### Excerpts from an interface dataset
-------------------------

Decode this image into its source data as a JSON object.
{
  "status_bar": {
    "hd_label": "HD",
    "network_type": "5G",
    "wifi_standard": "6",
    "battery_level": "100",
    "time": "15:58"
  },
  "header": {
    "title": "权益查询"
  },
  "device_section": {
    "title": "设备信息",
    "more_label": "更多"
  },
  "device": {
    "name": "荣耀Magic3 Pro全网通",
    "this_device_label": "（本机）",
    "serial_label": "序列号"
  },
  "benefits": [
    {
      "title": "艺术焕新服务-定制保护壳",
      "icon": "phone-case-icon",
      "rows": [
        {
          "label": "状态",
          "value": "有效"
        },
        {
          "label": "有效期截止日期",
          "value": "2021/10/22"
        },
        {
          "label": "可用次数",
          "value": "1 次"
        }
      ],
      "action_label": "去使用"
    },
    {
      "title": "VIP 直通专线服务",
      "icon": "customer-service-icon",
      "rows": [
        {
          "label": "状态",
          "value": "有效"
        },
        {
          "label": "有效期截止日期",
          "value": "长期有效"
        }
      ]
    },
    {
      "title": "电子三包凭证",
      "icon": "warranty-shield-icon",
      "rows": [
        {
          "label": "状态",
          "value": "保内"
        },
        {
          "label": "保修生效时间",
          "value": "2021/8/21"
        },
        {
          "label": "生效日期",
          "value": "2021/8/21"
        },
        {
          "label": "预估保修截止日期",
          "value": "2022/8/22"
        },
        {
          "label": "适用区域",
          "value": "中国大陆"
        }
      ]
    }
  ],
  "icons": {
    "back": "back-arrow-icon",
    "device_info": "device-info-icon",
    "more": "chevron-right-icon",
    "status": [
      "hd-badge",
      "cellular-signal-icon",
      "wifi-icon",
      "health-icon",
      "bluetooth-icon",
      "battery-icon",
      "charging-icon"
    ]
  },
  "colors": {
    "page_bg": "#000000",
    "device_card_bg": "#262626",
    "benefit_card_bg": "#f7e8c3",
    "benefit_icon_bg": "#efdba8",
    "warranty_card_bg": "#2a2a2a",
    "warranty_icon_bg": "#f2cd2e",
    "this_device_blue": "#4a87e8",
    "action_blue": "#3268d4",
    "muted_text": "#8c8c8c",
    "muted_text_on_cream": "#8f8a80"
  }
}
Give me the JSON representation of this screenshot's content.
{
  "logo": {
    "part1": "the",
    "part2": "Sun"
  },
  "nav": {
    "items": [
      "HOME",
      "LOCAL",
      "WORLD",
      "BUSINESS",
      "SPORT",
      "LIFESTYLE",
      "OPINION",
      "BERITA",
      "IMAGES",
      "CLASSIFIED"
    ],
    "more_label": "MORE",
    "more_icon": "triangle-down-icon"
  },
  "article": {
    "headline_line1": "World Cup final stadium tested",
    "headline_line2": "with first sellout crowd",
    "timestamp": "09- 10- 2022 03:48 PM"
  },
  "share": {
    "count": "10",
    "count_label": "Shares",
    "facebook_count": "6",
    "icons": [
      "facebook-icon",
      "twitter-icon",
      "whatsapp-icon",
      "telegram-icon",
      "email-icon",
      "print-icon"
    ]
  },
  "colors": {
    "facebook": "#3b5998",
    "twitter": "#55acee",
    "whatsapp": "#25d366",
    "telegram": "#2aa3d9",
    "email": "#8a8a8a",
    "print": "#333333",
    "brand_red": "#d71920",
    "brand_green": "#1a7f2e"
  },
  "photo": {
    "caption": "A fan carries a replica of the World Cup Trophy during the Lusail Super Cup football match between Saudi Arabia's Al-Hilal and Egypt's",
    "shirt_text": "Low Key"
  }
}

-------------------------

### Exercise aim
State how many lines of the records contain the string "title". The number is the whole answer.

### Solution for this task
5